# Exercise goal:
Where in the listing does the string "lines" appear? Copy every line that holds it.

===== Records supplied =====

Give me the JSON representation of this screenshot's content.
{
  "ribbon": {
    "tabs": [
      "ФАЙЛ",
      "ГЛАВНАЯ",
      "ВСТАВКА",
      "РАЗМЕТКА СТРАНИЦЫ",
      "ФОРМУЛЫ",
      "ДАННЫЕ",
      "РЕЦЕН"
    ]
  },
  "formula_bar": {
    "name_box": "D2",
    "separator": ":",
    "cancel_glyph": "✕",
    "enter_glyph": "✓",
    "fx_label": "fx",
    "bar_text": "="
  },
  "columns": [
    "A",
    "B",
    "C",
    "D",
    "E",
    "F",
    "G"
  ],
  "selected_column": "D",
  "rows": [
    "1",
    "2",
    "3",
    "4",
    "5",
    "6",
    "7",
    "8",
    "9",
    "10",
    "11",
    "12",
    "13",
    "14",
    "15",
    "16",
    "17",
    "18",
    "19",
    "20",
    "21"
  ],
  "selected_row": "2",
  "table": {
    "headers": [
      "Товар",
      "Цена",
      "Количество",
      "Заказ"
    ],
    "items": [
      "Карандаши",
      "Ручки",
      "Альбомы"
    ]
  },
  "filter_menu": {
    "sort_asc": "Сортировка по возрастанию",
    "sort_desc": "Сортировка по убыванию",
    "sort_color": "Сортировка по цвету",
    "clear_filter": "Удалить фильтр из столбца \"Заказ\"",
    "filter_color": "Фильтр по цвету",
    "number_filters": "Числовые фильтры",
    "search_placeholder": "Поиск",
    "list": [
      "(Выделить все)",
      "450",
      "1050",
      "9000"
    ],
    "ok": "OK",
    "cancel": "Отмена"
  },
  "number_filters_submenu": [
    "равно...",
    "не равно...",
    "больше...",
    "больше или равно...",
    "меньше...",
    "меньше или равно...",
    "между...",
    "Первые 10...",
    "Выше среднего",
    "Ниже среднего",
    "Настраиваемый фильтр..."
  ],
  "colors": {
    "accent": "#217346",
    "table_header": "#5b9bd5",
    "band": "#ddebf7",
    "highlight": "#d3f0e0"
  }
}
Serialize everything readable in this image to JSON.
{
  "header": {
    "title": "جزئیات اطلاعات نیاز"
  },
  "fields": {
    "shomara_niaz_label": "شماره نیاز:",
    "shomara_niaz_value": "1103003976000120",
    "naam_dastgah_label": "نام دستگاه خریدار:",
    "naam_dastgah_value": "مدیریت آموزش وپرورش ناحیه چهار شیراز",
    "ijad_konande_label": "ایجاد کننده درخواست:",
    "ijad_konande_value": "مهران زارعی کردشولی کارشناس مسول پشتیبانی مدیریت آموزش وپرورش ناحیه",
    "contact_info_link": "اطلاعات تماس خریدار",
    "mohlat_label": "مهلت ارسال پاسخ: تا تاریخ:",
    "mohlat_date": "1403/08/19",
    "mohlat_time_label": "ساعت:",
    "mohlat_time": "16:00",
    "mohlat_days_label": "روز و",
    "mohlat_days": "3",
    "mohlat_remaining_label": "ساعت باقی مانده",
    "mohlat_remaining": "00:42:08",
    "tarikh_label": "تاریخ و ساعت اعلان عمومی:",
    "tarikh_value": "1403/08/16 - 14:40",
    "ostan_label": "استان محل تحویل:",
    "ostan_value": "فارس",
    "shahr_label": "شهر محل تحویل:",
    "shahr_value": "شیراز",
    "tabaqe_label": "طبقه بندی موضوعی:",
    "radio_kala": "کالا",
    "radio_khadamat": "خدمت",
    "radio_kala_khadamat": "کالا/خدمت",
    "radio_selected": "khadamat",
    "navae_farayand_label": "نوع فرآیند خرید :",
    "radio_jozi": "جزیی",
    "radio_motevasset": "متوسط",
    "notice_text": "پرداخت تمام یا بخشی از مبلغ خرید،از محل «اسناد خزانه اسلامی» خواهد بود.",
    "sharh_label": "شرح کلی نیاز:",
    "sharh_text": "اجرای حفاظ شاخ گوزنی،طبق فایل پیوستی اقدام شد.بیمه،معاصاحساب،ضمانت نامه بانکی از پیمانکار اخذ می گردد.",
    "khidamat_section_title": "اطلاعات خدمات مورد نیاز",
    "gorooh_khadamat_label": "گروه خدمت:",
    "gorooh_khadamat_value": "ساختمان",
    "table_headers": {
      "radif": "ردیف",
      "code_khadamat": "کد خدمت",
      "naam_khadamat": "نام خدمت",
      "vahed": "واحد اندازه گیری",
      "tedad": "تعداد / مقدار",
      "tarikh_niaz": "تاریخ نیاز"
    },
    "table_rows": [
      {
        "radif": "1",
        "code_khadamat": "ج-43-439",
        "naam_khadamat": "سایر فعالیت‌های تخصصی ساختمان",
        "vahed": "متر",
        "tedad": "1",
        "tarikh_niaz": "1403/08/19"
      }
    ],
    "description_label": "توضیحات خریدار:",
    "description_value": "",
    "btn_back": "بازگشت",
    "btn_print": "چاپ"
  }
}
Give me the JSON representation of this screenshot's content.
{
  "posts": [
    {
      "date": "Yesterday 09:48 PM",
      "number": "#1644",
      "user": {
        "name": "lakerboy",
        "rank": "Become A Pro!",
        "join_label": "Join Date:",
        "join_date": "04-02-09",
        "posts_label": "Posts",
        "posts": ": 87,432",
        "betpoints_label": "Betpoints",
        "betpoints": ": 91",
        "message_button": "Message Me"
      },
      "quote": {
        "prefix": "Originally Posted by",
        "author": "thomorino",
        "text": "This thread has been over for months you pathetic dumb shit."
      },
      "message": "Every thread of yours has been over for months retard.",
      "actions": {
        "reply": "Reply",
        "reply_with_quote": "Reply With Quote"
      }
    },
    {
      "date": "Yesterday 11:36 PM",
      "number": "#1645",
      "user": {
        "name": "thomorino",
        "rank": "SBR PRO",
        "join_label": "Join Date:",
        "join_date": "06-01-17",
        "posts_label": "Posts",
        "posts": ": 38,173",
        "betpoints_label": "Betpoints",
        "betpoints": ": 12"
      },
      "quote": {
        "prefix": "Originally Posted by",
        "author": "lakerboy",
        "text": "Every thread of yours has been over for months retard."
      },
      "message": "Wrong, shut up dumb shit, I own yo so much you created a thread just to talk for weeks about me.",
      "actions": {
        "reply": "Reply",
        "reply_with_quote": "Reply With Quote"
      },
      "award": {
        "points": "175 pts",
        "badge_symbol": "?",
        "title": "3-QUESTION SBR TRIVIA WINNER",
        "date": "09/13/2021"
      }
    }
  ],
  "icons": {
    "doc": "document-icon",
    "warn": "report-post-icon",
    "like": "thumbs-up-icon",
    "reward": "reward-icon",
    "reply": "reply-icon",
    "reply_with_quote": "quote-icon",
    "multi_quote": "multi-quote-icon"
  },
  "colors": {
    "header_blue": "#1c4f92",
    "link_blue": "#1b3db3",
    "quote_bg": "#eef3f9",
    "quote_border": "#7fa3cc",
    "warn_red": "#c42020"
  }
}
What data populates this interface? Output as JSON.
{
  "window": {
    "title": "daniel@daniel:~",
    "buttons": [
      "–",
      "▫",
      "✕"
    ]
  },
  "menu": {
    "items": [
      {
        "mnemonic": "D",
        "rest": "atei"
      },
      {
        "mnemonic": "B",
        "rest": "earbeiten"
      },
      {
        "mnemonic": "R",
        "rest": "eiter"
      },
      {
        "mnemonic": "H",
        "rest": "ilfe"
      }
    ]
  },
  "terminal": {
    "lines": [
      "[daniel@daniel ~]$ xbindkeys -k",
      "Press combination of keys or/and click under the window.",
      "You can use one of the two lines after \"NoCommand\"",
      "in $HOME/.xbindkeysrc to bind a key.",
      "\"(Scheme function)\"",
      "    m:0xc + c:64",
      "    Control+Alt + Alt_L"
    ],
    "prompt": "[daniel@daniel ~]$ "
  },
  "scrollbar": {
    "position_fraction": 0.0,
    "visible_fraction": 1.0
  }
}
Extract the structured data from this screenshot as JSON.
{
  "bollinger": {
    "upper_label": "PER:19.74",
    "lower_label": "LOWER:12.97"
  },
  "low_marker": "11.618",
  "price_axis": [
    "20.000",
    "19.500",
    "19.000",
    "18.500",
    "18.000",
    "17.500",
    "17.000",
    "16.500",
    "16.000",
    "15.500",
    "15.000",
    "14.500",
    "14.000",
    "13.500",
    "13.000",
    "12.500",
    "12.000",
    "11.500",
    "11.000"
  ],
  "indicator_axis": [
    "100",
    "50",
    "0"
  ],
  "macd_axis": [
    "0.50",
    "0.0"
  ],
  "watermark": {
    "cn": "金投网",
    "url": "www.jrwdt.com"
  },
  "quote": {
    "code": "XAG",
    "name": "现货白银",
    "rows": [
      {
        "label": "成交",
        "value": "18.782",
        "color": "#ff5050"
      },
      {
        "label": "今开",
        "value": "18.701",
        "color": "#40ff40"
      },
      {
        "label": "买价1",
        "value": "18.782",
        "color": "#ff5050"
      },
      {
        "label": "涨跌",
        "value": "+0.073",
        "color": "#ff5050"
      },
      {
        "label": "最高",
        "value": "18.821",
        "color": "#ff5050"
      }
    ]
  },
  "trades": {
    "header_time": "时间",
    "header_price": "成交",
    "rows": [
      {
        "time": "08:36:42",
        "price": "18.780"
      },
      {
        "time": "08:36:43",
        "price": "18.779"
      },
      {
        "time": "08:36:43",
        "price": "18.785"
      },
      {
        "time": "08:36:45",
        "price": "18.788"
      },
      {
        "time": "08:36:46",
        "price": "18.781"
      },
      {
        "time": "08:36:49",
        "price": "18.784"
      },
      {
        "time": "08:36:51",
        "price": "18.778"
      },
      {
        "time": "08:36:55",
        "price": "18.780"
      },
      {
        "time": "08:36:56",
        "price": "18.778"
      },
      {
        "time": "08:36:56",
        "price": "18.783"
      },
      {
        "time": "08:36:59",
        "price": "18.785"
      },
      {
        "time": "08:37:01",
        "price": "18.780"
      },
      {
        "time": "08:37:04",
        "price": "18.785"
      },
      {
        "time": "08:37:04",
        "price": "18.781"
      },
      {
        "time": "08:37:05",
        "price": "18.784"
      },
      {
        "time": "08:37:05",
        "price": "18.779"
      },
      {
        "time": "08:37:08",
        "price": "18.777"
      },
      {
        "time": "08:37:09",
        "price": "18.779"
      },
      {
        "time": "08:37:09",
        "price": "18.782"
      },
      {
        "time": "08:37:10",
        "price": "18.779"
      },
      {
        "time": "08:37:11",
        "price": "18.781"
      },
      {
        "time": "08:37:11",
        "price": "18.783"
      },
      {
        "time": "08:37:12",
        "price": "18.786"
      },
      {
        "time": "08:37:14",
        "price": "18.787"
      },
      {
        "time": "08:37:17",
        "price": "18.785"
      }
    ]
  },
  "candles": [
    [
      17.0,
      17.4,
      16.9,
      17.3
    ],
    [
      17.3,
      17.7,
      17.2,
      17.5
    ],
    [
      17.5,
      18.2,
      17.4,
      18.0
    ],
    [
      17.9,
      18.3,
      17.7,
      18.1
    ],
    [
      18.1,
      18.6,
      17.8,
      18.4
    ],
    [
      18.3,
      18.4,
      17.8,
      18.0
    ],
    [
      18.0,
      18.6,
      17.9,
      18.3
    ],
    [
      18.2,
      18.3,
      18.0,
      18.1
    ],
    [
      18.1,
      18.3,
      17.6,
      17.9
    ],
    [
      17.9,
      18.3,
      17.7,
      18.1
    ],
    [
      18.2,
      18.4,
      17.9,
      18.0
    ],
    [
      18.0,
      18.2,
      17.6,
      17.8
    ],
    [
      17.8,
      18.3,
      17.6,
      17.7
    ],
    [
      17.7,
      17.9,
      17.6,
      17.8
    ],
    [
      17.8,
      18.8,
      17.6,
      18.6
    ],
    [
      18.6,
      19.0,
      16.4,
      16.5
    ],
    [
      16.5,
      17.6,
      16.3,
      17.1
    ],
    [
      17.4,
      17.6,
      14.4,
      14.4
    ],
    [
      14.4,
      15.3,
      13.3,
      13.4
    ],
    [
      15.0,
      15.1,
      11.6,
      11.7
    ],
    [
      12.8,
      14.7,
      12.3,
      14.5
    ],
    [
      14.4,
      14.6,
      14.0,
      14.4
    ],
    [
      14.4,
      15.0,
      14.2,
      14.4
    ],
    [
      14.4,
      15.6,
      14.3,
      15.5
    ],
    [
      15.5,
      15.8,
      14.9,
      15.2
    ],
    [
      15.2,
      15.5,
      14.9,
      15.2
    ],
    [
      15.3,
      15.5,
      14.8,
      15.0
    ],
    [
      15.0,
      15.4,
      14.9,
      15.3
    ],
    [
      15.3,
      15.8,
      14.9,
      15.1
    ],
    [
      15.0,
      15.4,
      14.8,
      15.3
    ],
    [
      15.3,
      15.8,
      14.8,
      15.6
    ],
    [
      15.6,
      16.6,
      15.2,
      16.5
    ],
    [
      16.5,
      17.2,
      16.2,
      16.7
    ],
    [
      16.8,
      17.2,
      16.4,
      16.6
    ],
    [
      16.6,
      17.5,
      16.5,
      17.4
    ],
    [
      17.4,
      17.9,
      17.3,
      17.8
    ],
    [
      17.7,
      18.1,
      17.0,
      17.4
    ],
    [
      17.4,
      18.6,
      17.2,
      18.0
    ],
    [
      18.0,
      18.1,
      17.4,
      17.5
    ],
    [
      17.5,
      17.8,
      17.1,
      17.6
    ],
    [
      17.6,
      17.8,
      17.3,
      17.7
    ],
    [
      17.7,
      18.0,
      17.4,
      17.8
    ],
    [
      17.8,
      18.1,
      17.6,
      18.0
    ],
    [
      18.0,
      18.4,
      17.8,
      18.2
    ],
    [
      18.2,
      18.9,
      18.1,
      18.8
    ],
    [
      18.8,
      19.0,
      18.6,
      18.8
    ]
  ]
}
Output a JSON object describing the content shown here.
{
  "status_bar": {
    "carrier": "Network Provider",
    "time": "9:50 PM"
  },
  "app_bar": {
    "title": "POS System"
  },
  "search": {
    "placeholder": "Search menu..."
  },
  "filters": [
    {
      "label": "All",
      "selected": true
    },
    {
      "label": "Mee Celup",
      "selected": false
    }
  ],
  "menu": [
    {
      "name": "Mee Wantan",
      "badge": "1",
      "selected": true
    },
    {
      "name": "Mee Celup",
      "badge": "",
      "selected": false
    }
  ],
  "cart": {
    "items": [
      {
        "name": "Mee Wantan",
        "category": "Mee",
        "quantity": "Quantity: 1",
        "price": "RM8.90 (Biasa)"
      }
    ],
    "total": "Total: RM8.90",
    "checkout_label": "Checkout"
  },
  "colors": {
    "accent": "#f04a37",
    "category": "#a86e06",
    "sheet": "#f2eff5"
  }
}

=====

# Solved problem:
    "lines": [
      "You can use one of the two lines after \"NoCommand\"",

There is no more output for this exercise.